Who bemoans the loss of ancient Alexandria’s Department of Public Works? No one I can think of. But all of civilization bemoans the destruction of the Great Library of Alexandria with its lost treasures of knowledge from the first millennia of human history.
(O. Von Corven)
The old library was inscribed "The place of the cure of the soul." And that is what libraries have been to civilization ever since.
Where were the libraries in your life? Mine stretch across the nation—the little one in Flint, the big one in Detroit, the glorious old Beaux-Arts library in St Louis with the towering stacks and glass catwalks, accessible even to 14-year-olds like me. Then there was perhaps the greatest of them all: the lion-fronted Public Library of New York.
Courtesy of Breaking Bad
It's not easy to be a "Breaking Bad" fan in Los Angeles. Lovers of the TV phenomenon were exhilarated when — thanks to Cinespia — they found out they could watch "Breaking Bad"'s final episode inside the Hollywood Forever Cemetery in the company of the show's cast and crew. Then the tickets went on sale, and in the blink of an eye sold out. Fade to black.
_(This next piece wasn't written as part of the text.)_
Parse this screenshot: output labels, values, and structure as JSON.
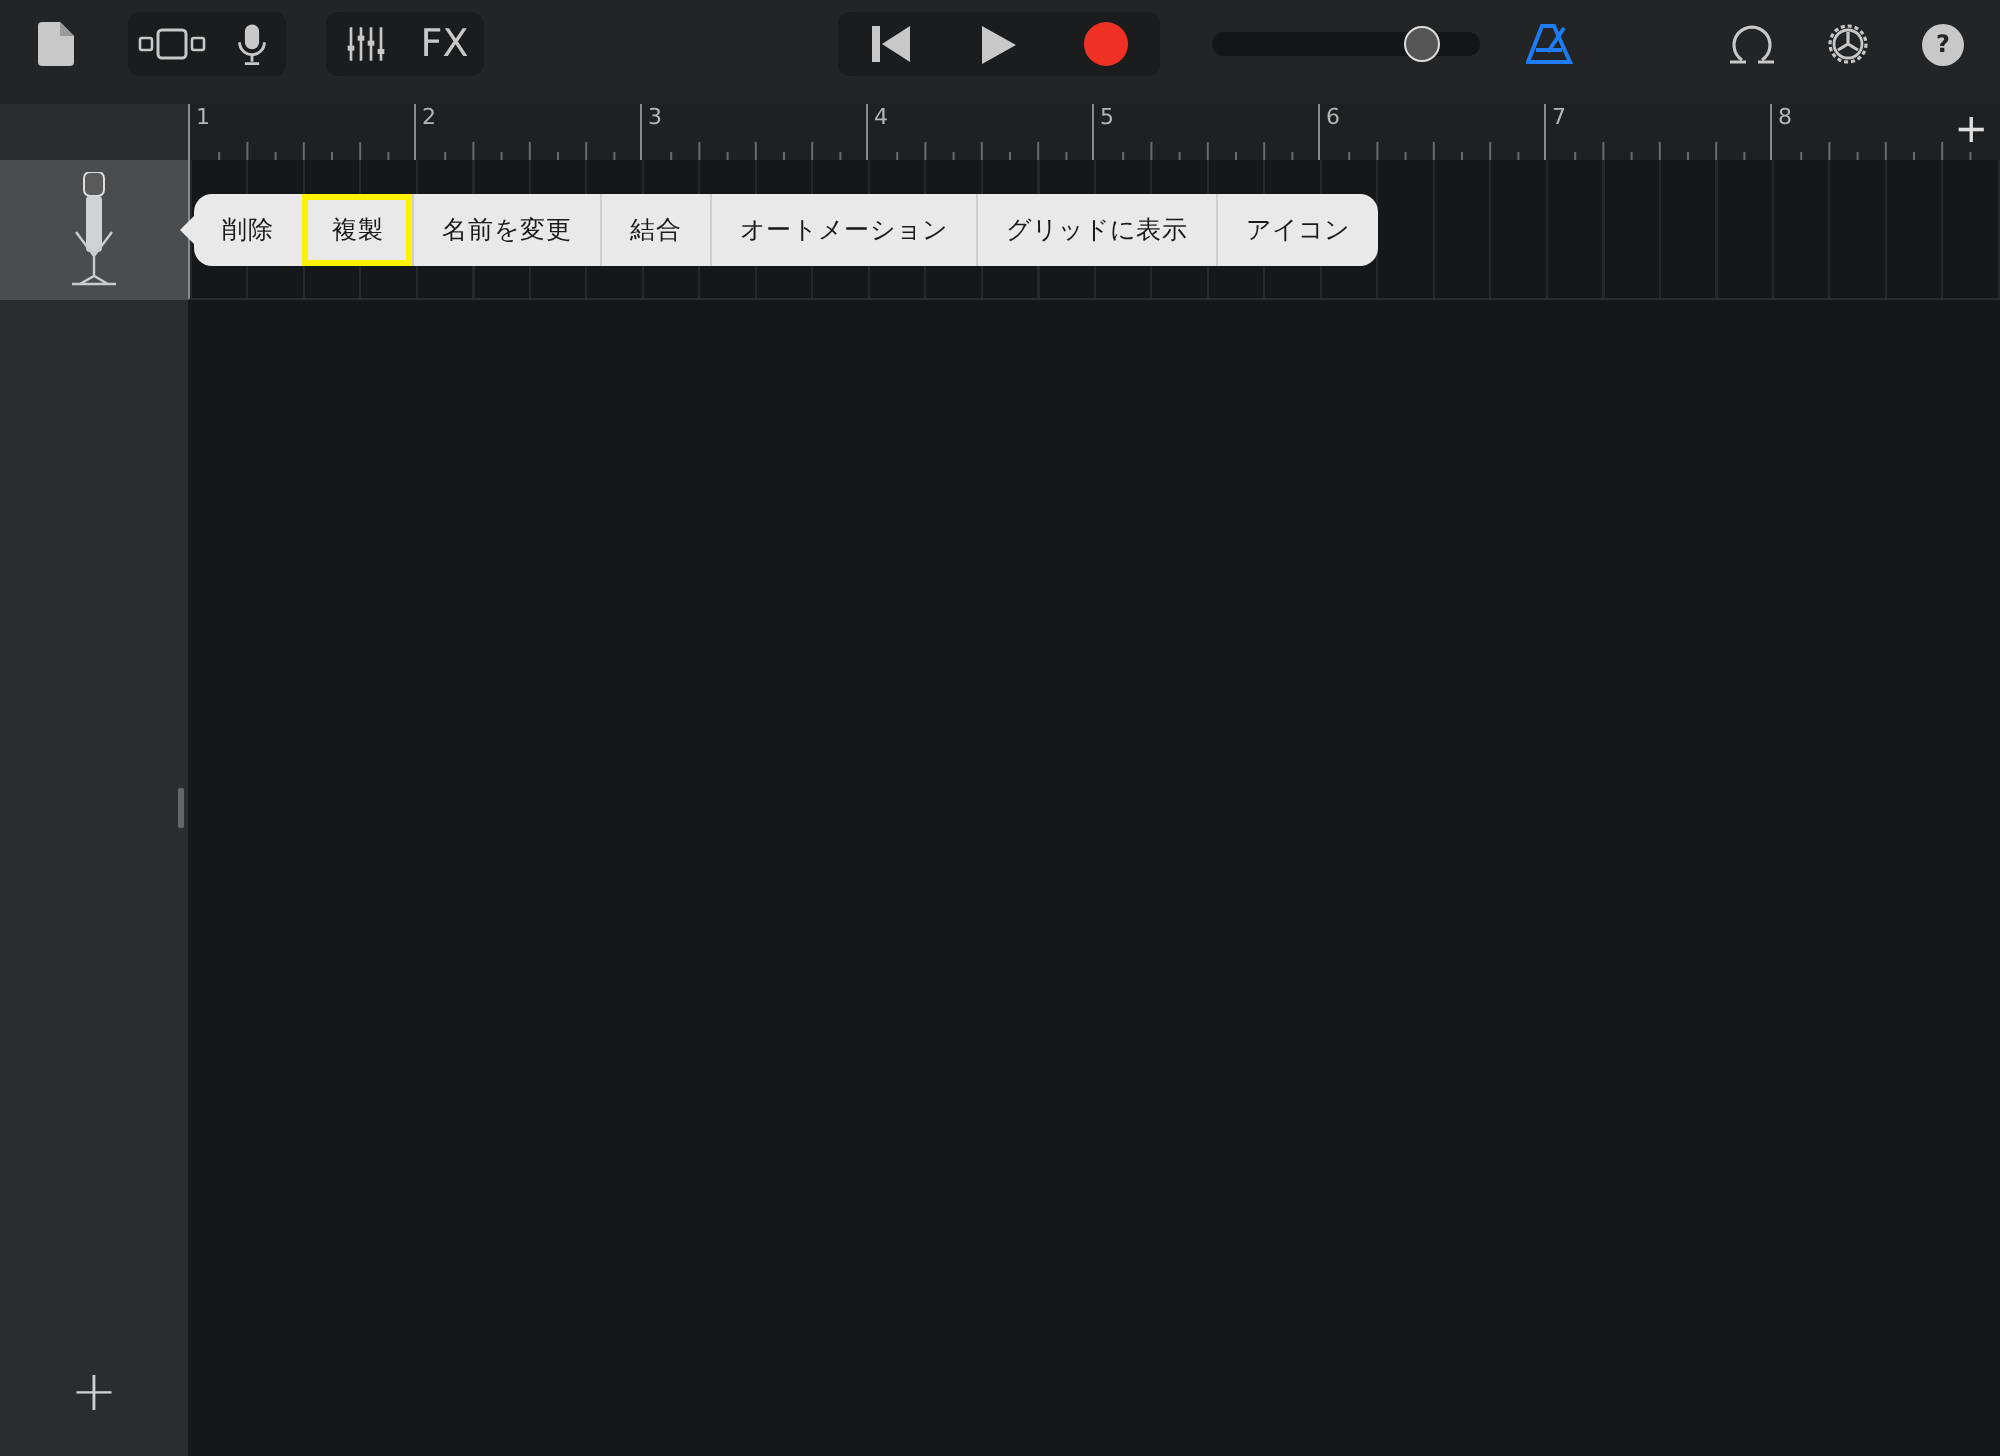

And now, with less than 72 hours before the world at last learns what Walt plans to do with the M60 in his trunk, Craigslist resellers have thrown their black pork pie hats into the ring.
Some go for as much as $700 — more than 15 times the original $45 selling price. Some go for a little less, but even if you have a Heisenberg-size barrel of cash to burn, good luck getting in. Tickets to Sunday's event are non-transferable and Cinespia is watching out for resellers.
At 99 years old, Khatoun Khoykani is one of the newest U.S. citizens.
When Khatoun Khoykani was born, Charlie Chaplin was making his first movies, no one had ever heard of a world war, and Iran, her home, was still called Persia.
99 years later, and half the world away, she has become an American citizen.
Khoykani moved here 15 years ago to join the rest of her family, and this summer, she became one of only a few dozen people of so great an age to be sworn in as a naturalized citizen. She spoke in Armenian, her family’s language, in the Glendale office of her lawyer, Peter Hosharian.
Among the biggest changes she saw in her lifetime were for women, and not for the better. As someone who made clothes for a living, that became her political tape measure.
“When the Shah was in power, things were good,” she remembered. But when the Islamists took over in the 1979 revolution, “they don’t let women be free, they have to put on headgear and close their face.” It was, she remembered, an age of “many hardships.”
PHOTO CREDIT: Tad Motoyama
"If your photos aren't good enough, you're not close enough." -- Henri Cartier-Bresson
On Nov. 3, Photo Day (now in its 24th year) comes back to the LA Zoo. Admission price for Photo Day includes workshops from wildlife photography experts, the loan of equipment, and a catered lunch.
Most importantly though, Photo Day allows for close-ups -- that way your photos come out more National Geographic glossy and less Instagrammy.
If you register before Oct. 1, the ticket price for photographers is $125. Registration ends October 15. More info at the LA Zoo’s website.
Robert Greshoff Photography
Stained-Glass, Canterbury Cathedral, Kent, UK, England, Window Panels from SXXViii
Off-Ramp contributor Marc Haefele reviews Canterbury and St. Albans: Treasures from Church and Cloister, which is at the Getty Center from Sep 30 - Feb 2.
900 years ago, if you were a European peasant or serf, you were almost certainly unable to read. But you were expected to be a good Christian anyway—which meant knowing the basic stories and scriptures and characters of the bible.
How did you manage? Well, it has a lot to do with the art of the European Middle Ages—in fact, that was what most of the art of that time and place was for. As one early churchman put it, “The pictures are the poor man’s bible.” The stories that were preached every Sunday were draped across your vision in the hues of stained-glass portrayals in the windows that surrounded you in church. It was said that “Each picture is a lesson to the viewer.’